compartment and obtain its measured value. This measured value and the
corresponding measured value of the same vehicle without deformation are
used as input data.
A.7.3 Calculation method
Compare the measured value of the residual intrusion part of the occupant
compartment with the measured value of the corresponding part on the
undeformed vehicle, to obtain the result.
A.7.4 Output characteristics
The intrusion extent can be measured in three directions; or expressed by a
resultant deformation vector (in meters); or expressed by the deformed volume
(in cubic meters) and the percentage of change in volume (or distance).
A.8 Intrusion velocity
A.8.1 Information required for calculation
It shall know the amount and time of intrusion at the time of intrusion, or the
acceleration time history of the intruding parts.
A.8.2 Calculation method
The mean intrusion velocity can be calculated by the amount of intrusion and
the elapsed time of intrusion. The time history curve of the intrusion velocity can
be obtained by integrating the acceleration curve of the intruding part, or by
analyzing the time history of the intrusion amount through highspeed film.
A.8.3 Output characteristics
The output result is expressed in meters per second (m/s).
A.9 Crash pulse
A.9.1 Description
The crash pulse can be acquired by a crash pulse recorder. If the crash pulse
at the time of the accident is recorded, a number of pulse characteristics used
to describe the impact severity can be accurately calculated. It is then possible
to analyze the link between these parameters and injury outcome.
Through calculation, the following parameters can be obtained:
 Velocity change;
 Mean acceleration;
 Duration of impact phase;
 Peak acceleration;
 Peak time.
A.9.2 Information required for calculation

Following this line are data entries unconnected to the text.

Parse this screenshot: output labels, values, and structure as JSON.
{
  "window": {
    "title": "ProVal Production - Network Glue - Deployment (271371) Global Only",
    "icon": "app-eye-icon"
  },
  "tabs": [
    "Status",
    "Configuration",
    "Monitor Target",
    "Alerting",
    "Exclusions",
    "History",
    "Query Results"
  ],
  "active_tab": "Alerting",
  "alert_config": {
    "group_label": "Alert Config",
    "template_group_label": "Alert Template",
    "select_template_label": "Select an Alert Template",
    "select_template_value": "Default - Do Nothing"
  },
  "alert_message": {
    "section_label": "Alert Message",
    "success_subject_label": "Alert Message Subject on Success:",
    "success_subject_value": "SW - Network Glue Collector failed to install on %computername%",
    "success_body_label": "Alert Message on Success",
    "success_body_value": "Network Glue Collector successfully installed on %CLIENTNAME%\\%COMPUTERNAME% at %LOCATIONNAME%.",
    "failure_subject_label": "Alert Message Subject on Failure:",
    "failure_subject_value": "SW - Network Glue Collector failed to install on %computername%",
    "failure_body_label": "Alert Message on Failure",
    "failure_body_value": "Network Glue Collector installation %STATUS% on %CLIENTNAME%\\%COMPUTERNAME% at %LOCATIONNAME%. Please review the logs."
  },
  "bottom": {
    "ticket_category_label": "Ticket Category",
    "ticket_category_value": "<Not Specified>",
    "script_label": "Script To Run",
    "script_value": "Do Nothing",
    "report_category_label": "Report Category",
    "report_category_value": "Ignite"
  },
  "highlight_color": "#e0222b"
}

The acceleration time history of the vehicle (preferably at the center of gravity)
shall be obtained as input data.
A.9.3 Calculation method

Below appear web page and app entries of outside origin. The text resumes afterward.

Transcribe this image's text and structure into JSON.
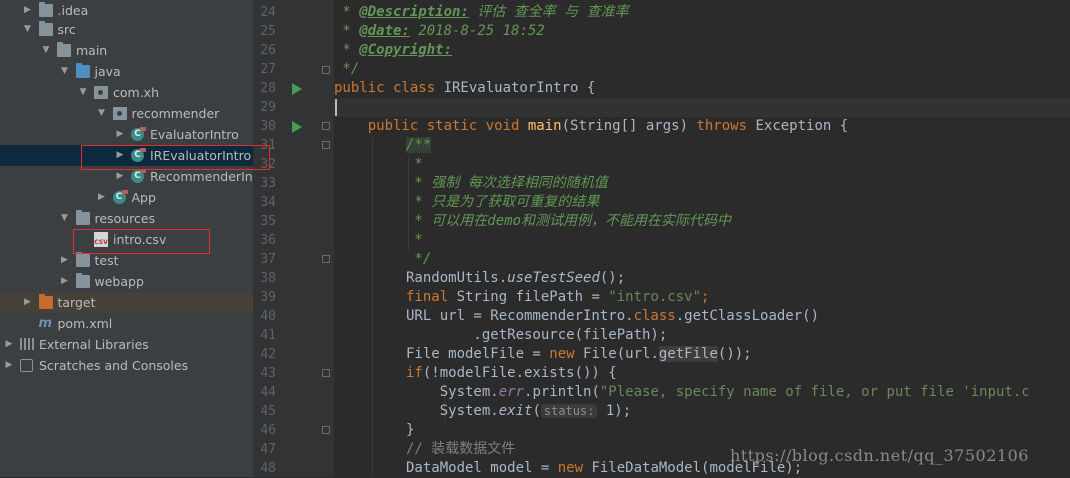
{
  "project_tree": [
    {
      "label": ".idea",
      "depth": 1,
      "arrow": "▶",
      "icon": "folder"
    },
    {
      "label": "src",
      "depth": 1,
      "arrow": "▼",
      "icon": "folder"
    },
    {
      "label": "main",
      "depth": 2,
      "arrow": "▼",
      "icon": "folder"
    },
    {
      "label": "java",
      "depth": 3,
      "arrow": "▼",
      "icon": "folder-blue"
    },
    {
      "label": "com.xh",
      "depth": 4,
      "arrow": "▼",
      "icon": "package"
    },
    {
      "label": "recommender",
      "depth": 5,
      "arrow": "▼",
      "icon": "package"
    },
    {
      "label": "EvaluatorIntro",
      "depth": 6,
      "arrow": "▶",
      "icon": "class"
    },
    {
      "label": "IREvaluatorIntro",
      "depth": 6,
      "arrow": "▶",
      "icon": "class",
      "selected": true
    },
    {
      "label": "RecommenderIntro",
      "depth": 6,
      "arrow": "▶",
      "icon": "class"
    },
    {
      "label": "App",
      "depth": 5,
      "arrow": "▶",
      "icon": "class"
    },
    {
      "label": "resources",
      "depth": 3,
      "arrow": "▼",
      "icon": "folder-res"
    },
    {
      "label": "intro.csv",
      "depth": 4,
      "arrow": "",
      "icon": "csv"
    },
    {
      "label": "test",
      "depth": 3,
      "arrow": "▶",
      "icon": "folder"
    },
    {
      "label": "webapp",
      "depth": 3,
      "arrow": "▶",
      "icon": "folder"
    },
    {
      "label": "target",
      "depth": 1,
      "arrow": "▶",
      "icon": "folder-orange",
      "highlight": true
    },
    {
      "label": "pom.xml",
      "depth": 1,
      "arrow": "",
      "icon": "maven"
    },
    {
      "label": "External Libraries",
      "depth": 0,
      "arrow": "▶",
      "icon": "library"
    },
    {
      "label": "Scratches and Consoles",
      "depth": 0,
      "arrow": "▶",
      "icon": "scratch"
    }
  ],
  "class_icon_letter": "C",
  "maven_icon_letter": "m",
  "csv_icon_text": "CSV",
  "line_numbers": [
    "24",
    "25",
    "26",
    "27",
    "28",
    "29",
    "30",
    "31",
    "32",
    "33",
    "34",
    "35",
    "36",
    "37",
    "38",
    "39",
    "40",
    "41",
    "42",
    "43",
    "44",
    "45",
    "46",
    "47",
    "48"
  ],
  "code": {
    "l24_prefix": " * ",
    "l24_tag": "@Description:",
    "l24_text": " 评估 查全率 与 查准率",
    "l25_prefix": " * ",
    "l25_tag": "@date:",
    "l25_text": " 2018-8-25 18:52",
    "l26_prefix": " * ",
    "l26_tag": "@Copyright:",
    "l27": " */",
    "l28_kw": "public class ",
    "l28_name": "IREvaluatorIntro {",
    "l30_kw": "    public static void ",
    "l30_fn": "main",
    "l30_args": "(String[] args) ",
    "l30_throws": "throws",
    "l30_exc": " Exception {",
    "l31": "/**",
    "l32": " *",
    "l33": " * 强制 每次选择相同的随机值",
    "l34": " * 只是为了获取可重复的结果",
    "l35_a": " * 可以用在",
    "l35_b": "demo",
    "l35_c": "和测试用例，不能用在实际代码中",
    "l36": " *",
    "l37": " */",
    "l38_a": "RandomUtils.",
    "l38_b": "useTestSeed",
    "l38_c": "();",
    "l39_kw": "final ",
    "l39_a": "String filePath = ",
    "l39_str": "\"intro.csv\"",
    "l39_c": ";",
    "l40_a": "URL url = RecommenderIntro.",
    "l40_kw": "class",
    "l40_b": ".getClassLoader()",
    "l41": "        .getResource(filePath);",
    "l42_a": "File modelFile = ",
    "l42_kw": "new ",
    "l42_b": "File(url.",
    "l42_hl": "getFile",
    "l42_c": "());",
    "l43_kw": "if",
    "l43_a": "(!modelFile.exists()) {",
    "l44_a": "    System.",
    "l44_err": "err",
    "l44_b": ".println(",
    "l44_str": "\"Please, specify name of file, or put file 'input.c",
    "l45_a": "    System.",
    "l45_exit": "exit",
    "l45_b": "(",
    "l45_hint": "status:",
    "l45_c": " 1);",
    "l46": "}",
    "l47": "// 装载数据文件",
    "l48_a": "DataModel model = ",
    "l48_kw": "new ",
    "l48_b": "FileDataModel(modelFile);"
  },
  "watermark": "https://blog.csdn.net/qq_37502106"
}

The crash pulse recorder can record the time history of linear acceleration and
rotational acceleration in one, two or three directions.
Other parameters are calculated according to parameter definitions.
A.9.4 Output characteristics
The output results include the acceleration time history during the impact phase
and the parameters calculated in A.9.1.
...... Source: Above contents are excerpted from the PDF  translated/reviewed by: www.chinesestandard.net / Wayne Zheng et al.